> [Task prompt]:
In the entries that follow, count each line containing "accent" and state the total, nothing more.

(Data records for software interfaces)
****************

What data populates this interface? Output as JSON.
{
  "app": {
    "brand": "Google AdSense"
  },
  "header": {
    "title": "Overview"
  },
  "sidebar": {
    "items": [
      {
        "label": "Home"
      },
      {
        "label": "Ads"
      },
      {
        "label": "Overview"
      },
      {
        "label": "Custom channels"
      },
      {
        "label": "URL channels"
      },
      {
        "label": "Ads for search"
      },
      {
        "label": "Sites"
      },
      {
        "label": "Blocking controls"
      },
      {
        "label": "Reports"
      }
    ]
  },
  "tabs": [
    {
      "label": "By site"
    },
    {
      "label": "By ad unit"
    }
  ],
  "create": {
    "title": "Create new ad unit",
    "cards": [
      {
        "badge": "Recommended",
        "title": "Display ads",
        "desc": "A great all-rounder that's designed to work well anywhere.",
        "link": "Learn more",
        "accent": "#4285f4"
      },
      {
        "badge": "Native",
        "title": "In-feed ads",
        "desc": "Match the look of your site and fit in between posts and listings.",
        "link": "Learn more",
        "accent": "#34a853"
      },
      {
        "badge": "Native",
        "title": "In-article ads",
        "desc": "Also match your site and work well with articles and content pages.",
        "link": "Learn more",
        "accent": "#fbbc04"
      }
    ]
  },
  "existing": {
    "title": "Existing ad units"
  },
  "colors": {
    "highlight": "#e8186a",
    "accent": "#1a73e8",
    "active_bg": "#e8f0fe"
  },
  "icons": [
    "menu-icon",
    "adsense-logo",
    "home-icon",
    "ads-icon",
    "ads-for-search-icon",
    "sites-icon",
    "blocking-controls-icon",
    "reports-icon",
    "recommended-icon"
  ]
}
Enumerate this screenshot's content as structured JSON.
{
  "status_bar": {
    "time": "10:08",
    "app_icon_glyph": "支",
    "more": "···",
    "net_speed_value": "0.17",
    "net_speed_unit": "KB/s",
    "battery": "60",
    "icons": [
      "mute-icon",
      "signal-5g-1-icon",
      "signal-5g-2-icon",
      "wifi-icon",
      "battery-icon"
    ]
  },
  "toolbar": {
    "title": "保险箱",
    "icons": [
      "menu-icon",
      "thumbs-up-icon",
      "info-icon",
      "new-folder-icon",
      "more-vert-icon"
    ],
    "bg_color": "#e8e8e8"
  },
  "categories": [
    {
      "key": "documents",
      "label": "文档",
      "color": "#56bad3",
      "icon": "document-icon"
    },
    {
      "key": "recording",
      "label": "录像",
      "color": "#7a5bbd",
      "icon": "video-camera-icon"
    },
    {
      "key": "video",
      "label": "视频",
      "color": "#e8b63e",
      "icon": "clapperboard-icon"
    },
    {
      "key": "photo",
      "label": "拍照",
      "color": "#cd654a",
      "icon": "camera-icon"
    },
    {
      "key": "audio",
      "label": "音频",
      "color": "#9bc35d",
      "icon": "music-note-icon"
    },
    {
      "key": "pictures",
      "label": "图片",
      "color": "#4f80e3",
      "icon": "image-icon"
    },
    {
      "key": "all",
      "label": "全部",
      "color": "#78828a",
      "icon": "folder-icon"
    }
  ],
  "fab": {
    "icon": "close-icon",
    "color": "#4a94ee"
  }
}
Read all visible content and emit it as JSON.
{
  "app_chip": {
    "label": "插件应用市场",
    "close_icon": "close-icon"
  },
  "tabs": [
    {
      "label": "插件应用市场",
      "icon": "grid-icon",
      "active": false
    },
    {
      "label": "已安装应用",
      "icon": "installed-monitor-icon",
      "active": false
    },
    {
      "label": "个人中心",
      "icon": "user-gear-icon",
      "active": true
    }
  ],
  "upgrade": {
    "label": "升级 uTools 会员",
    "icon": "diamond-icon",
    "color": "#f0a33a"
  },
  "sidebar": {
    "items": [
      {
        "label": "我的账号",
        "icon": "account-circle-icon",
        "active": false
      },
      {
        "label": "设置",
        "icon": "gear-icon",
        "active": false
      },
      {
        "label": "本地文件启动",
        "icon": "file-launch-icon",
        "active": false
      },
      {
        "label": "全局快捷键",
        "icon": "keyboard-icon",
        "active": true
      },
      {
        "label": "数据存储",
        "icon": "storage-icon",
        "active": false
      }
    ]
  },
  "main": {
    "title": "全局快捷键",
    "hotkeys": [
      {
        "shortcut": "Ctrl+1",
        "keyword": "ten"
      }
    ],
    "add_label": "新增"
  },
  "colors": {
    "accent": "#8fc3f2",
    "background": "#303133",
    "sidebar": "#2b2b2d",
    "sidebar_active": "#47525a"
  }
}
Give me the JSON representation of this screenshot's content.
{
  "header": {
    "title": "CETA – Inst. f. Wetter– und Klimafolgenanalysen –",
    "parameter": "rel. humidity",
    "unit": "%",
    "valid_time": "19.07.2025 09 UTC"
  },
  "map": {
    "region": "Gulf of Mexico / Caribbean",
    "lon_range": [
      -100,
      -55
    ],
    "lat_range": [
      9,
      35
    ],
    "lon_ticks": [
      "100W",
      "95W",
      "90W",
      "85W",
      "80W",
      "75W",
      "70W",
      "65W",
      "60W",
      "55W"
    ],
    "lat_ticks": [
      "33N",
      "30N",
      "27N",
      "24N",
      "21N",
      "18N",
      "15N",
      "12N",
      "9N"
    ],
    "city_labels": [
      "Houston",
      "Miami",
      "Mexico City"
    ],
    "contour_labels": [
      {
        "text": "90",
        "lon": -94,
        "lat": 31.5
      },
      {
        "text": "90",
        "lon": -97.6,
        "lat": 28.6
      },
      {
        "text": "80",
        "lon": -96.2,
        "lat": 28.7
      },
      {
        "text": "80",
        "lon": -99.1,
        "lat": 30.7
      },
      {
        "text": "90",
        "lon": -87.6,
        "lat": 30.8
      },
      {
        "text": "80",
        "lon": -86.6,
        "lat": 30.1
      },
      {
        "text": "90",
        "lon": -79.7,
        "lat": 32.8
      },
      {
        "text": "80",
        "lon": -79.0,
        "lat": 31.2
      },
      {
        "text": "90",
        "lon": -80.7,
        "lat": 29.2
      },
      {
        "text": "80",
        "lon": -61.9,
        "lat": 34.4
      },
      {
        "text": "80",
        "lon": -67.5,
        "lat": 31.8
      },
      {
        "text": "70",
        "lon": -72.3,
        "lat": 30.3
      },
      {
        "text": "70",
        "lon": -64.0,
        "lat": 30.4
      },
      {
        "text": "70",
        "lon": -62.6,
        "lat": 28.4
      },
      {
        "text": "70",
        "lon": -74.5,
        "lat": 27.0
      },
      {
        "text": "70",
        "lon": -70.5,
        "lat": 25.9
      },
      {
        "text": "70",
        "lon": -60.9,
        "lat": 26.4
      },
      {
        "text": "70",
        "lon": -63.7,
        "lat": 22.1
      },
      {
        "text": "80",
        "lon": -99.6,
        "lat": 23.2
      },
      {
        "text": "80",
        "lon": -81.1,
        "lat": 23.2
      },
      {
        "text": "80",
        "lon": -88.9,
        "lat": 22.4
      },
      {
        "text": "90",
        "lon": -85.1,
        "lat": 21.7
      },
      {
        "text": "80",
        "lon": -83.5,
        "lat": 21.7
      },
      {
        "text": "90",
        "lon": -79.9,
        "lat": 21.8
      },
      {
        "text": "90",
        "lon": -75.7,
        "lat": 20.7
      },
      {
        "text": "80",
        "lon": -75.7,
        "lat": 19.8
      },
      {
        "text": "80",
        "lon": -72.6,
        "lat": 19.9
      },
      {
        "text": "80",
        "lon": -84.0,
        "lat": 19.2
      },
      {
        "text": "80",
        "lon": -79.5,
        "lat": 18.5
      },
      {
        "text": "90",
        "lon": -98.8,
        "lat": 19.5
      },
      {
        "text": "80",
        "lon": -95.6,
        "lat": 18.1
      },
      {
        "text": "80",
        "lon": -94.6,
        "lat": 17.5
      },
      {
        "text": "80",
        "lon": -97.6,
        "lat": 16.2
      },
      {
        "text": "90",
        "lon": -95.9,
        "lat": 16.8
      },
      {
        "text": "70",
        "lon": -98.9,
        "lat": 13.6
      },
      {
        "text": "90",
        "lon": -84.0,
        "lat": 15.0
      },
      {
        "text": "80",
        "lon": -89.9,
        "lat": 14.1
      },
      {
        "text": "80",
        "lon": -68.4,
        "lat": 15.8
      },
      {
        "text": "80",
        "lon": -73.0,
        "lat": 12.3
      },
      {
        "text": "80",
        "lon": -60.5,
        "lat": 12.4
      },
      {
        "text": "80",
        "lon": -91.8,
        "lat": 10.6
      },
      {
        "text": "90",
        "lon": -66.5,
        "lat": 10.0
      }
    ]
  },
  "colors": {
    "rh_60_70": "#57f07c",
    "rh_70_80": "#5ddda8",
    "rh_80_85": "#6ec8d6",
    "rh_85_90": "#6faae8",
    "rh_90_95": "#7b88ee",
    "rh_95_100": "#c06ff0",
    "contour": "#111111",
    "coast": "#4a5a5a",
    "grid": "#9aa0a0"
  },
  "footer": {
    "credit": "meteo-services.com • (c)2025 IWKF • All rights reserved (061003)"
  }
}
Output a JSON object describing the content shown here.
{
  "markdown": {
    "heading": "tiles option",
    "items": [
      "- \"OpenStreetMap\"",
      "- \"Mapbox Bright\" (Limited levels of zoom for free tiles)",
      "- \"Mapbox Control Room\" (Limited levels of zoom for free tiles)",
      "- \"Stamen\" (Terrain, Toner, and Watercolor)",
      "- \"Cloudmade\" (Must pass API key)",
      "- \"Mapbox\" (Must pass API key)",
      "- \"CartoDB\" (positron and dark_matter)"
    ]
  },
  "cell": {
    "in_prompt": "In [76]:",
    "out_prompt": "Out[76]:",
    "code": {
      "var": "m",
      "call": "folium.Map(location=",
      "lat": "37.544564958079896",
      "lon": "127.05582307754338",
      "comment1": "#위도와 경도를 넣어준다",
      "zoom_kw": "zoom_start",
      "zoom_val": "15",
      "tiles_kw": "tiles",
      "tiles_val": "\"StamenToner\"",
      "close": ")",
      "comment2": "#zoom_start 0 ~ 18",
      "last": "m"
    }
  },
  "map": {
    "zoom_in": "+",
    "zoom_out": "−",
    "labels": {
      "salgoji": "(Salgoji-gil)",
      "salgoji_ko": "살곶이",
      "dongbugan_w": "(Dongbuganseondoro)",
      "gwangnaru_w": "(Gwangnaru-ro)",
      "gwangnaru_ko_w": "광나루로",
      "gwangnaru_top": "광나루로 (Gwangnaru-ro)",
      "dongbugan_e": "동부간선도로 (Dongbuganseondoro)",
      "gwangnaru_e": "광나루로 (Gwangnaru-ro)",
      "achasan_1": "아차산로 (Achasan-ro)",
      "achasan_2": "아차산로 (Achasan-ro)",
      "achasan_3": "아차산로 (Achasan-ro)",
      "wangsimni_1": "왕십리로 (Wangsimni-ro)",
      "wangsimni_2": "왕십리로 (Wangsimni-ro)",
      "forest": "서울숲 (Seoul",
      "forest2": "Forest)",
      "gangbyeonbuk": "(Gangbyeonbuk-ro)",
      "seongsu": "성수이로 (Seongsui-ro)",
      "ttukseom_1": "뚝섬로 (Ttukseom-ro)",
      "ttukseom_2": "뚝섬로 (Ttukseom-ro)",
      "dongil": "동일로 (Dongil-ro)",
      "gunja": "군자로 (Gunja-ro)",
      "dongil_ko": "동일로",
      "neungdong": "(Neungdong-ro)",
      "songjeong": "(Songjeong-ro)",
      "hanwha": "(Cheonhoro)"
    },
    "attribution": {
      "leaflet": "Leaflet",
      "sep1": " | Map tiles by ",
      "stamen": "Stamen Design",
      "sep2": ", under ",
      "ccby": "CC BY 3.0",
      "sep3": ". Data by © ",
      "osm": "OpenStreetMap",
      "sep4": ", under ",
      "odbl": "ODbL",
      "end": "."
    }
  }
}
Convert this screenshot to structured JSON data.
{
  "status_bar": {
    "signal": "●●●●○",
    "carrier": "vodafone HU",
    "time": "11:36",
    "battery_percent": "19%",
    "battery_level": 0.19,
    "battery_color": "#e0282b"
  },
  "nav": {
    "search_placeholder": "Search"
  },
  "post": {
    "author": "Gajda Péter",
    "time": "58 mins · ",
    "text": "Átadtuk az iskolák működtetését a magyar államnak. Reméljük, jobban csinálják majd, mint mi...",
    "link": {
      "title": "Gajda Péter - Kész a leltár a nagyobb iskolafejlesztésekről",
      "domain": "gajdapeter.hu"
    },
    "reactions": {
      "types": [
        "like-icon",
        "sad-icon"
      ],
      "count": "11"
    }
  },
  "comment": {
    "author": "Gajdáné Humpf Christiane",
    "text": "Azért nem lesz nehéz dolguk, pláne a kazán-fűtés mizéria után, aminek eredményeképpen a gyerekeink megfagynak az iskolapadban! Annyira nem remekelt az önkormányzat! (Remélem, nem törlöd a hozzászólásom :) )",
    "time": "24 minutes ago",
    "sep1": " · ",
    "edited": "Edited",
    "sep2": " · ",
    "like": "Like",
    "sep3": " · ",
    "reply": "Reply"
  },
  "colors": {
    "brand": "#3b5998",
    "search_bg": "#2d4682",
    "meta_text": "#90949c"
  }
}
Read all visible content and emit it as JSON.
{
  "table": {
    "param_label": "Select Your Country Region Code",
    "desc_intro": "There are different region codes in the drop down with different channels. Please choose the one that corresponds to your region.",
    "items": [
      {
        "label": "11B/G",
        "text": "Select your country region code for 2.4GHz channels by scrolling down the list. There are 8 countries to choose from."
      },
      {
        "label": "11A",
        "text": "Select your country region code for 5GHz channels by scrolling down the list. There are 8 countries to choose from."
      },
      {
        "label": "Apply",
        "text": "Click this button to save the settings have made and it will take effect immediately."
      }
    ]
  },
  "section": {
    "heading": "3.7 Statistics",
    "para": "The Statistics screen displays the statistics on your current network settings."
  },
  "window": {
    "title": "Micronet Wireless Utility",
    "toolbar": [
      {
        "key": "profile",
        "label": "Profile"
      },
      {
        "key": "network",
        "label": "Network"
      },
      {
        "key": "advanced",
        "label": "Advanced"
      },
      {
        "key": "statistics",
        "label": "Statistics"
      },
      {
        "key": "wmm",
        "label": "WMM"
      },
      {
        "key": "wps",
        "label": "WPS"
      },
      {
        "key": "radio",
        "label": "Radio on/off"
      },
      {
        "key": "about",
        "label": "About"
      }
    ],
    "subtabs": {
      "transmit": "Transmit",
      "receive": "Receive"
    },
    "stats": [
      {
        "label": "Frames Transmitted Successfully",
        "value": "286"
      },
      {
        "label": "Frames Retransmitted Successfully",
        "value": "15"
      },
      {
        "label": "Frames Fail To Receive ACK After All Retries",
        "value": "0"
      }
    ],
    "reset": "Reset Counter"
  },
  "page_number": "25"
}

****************

> [Solution to the problem]:
5